Who Can See the Wind?
(by Christina Georgina Rossetti)
Who can see the wind? Neither you nor I
But when the leaves are trembling
The wind is passing by!
Who can see the wind? Neither I nor you
But when the trees are bending low
The wind is passing through!
As this children’s poem points out, the wind’s affect on the surrounding environment is a beautiful thing. But if you live near one of the many “wind farms” popping up all over the country, you may disagree. If that’s you, then “seeing the wind” means 400 foot tall wind turbines interrupting your landscape, and “hearing the wind” may mean loud “whirring” and “whoosh” sounds keeping you awake at night.
Wind power harvesting has many unintended consequences. Migratory bird patterns seem to be affected. Bats are routinely killed by the giant windmills in the sky. Many argue that the large obelisks visually disturb the landscape. Great distances from wind farms to population centers result in large transmission lines traveling great distances and costing even more. But believe it or not, the loudest group of nay-sayers is not the environmentalists or the economists; it’s the local residents who have to live near these wind farms, experiencing the sights and sounds firsthand.
Acoustically, large wind farms can cause low frequency noise issues due to the very large, and relatively slow turning, blades. This “whirring” sound is known to travel great distances and can be compared to the sound of a helicopter just starting up. Although the helicopter flies away; the wind farm is here to stay.
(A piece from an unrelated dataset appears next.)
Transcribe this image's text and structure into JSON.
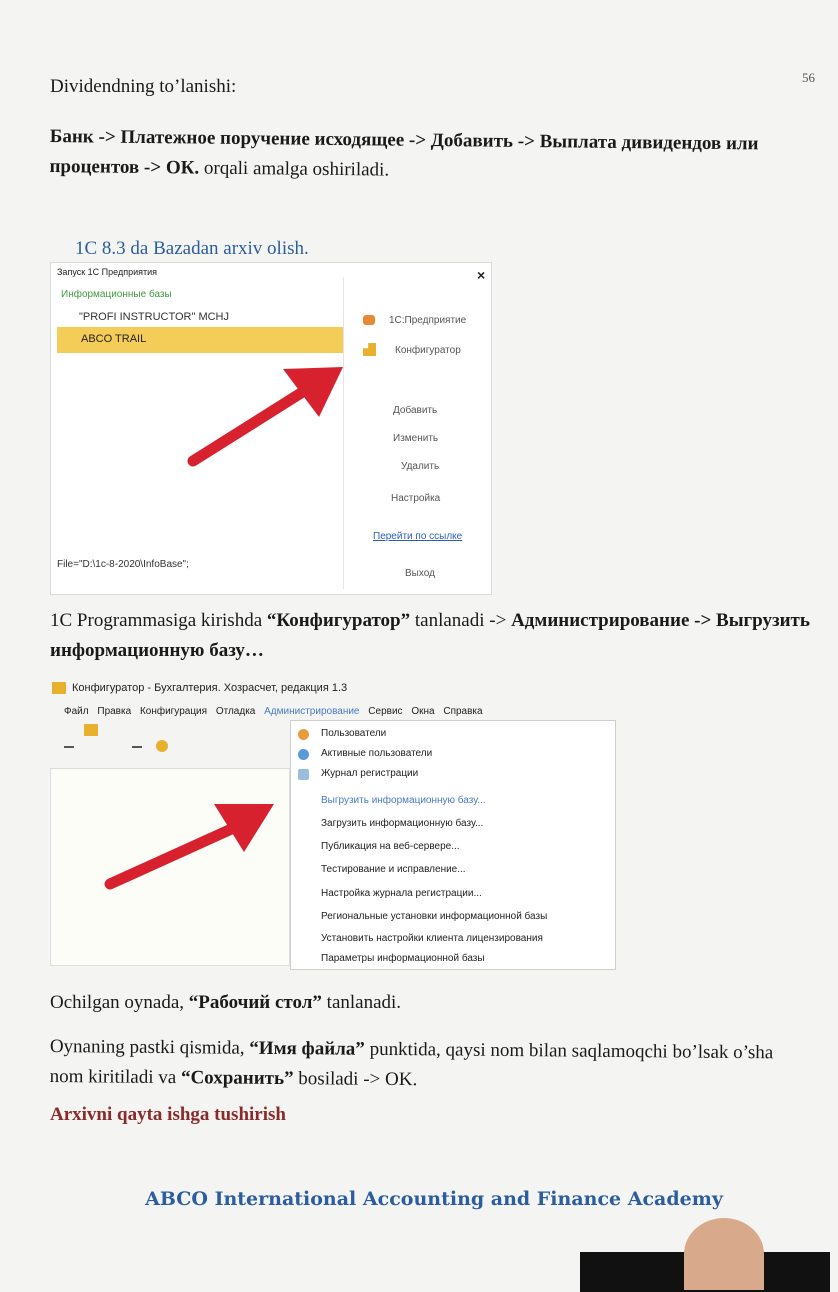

In contrast to the large wind turbines dotting the horizon, there are a variety of small, residential wind turbines being marketed today, including one by Cascade Engineering out of Grand Rapids, Michigan, called the Swift. These turbines generally produce very low noise levels because of their design and overall size. Although they will probably never produce all of the electricity that a single family residence requires, they do solve many of the problems that plague the multi-acre wind farms. They are compact, efficient, and cost effective.
If you are considering a wind turbine for your house or in your community, please consider the expert services of an acoustical consultant. Doing so can minimize the unintended consequences and can help ensure that seeing (and hearing) the wind remains a thing of beauty.